A shade tree whose hard wood is used in making furniture and whose round nut is edible
Walnut (YN-31) was renamed Pepperwood (q.v.) on 16 October 1940, nine days before the net tender's keel was laid down at Camden, N.J., by the John H. Mathis Co.
(WAGL-252: dp. 885; l. 174'10˝"; b. 32'0"; dr. 11'3˝"; s. 12k.; a. none)
Walnut—a steel-hulled, twin-screw tender built for the Coast Guard in 1939 at Oakland, Calif.—apparently served at Detroit, Mich., into mid-1941. She came under naval control in November 1941, when the United States drew closer to war and performed tender services in the 14th Naval District during World War II. Sometime in early 1942, she was classified as "miscellaneous tender" and given the hull number WAGL-252. By the spring of 1942, her armament comprised two 3-inch guns; four 20-millimeter Oerlikon machine guns; and two depth charge tracks.
Resuming her peacetime pursuits with the Coast Guard after the cessation of hostilities, Walnut apparently remained in the Hawaiian area into the early 1950's, although records of her service are sketchy at best.
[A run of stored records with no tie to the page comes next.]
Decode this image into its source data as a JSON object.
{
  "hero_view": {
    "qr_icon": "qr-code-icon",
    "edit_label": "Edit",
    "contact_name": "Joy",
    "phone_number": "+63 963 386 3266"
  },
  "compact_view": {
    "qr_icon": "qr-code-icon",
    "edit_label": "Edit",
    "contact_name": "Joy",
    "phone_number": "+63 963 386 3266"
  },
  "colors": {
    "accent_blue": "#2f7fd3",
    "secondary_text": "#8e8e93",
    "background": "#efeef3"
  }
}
Departing Honolulu on 16 April 1952, she sailed for the west coast of the United States and reached San Francisco soon thereafter. Walnut subsequently operated in the Caribbean and Gulf of Mexico into the late 1950's. The quest for data concerning her subsequent career has been unsuccessful.